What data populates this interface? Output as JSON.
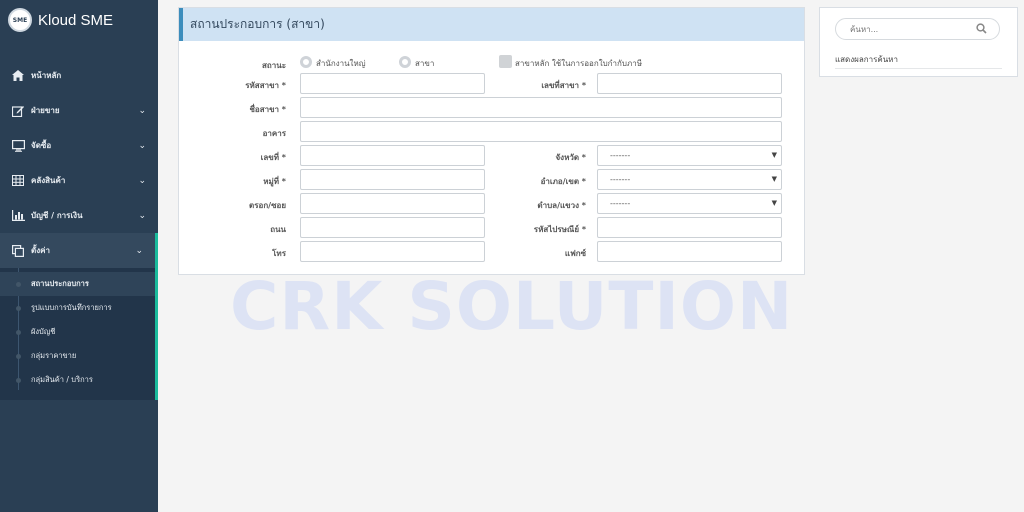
{
  "app": {
    "name": "Kloud SME",
    "logo_text": "SME"
  },
  "sidebar": {
    "items": [
      {
        "label": "หน้าหลัก",
        "icon": "home-icon"
      },
      {
        "label": "ฝ่ายขาย",
        "icon": "edit-icon"
      },
      {
        "label": "จัดซื้อ",
        "icon": "monitor-icon"
      },
      {
        "label": "คลังสินค้า",
        "icon": "table-icon"
      },
      {
        "label": "บัญชี / การเงิน",
        "icon": "bar-chart-icon"
      },
      {
        "label": "ตั้งค่า",
        "icon": "clone-icon"
      }
    ],
    "sub_items": [
      {
        "label": "สถานประกอบการ"
      },
      {
        "label": "รูปแบบการบันทึกรายการ"
      },
      {
        "label": "ผังบัญชี"
      },
      {
        "label": "กลุ่มราคาขาย"
      },
      {
        "label": "กลุ่มสินค้า / บริการ"
      }
    ]
  },
  "form": {
    "title": "สถานประกอบการ (สาขา)",
    "status_label": "สถานะ",
    "radio_head_office": "สำนักงานใหญ่",
    "radio_branch": "สาขา",
    "checkbox_main_branch": "สาขาหลัก ใช้ในการออกใบกำกับภาษี",
    "branch_code_label": "รหัสสาขา *",
    "branch_number_label": "เลขที่สาขา *",
    "branch_name_label": "ชื่อสาขา *",
    "building_label": "อาคาร",
    "address_no_label": "เลขที่ *",
    "province_label": "จังหวัด *",
    "moo_label": "หมู่ที่ *",
    "district_label": "อำเภอ/เขต *",
    "soi_label": "ตรอก/ซอย",
    "subdistrict_label": "ตำบล/แขวง *",
    "road_label": "ถนน",
    "postal_label": "รหัสไปรษณีย์ *",
    "phone_label": "โทร",
    "fax_label": "แฟกซ์",
    "select_placeholder": "-------"
  },
  "search": {
    "placeholder": "ค้นหา...",
    "results_label": "แสดงผลการค้นหา"
  },
  "watermark": "CRK SOLUTION"
}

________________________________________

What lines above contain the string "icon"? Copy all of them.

        "icon": "home-icon"
        "icon": "edit-icon"
        "icon": "monitor-icon"
        "icon": "table-icon"
        "icon": "bar-chart-icon"
        "icon": "clone-icon"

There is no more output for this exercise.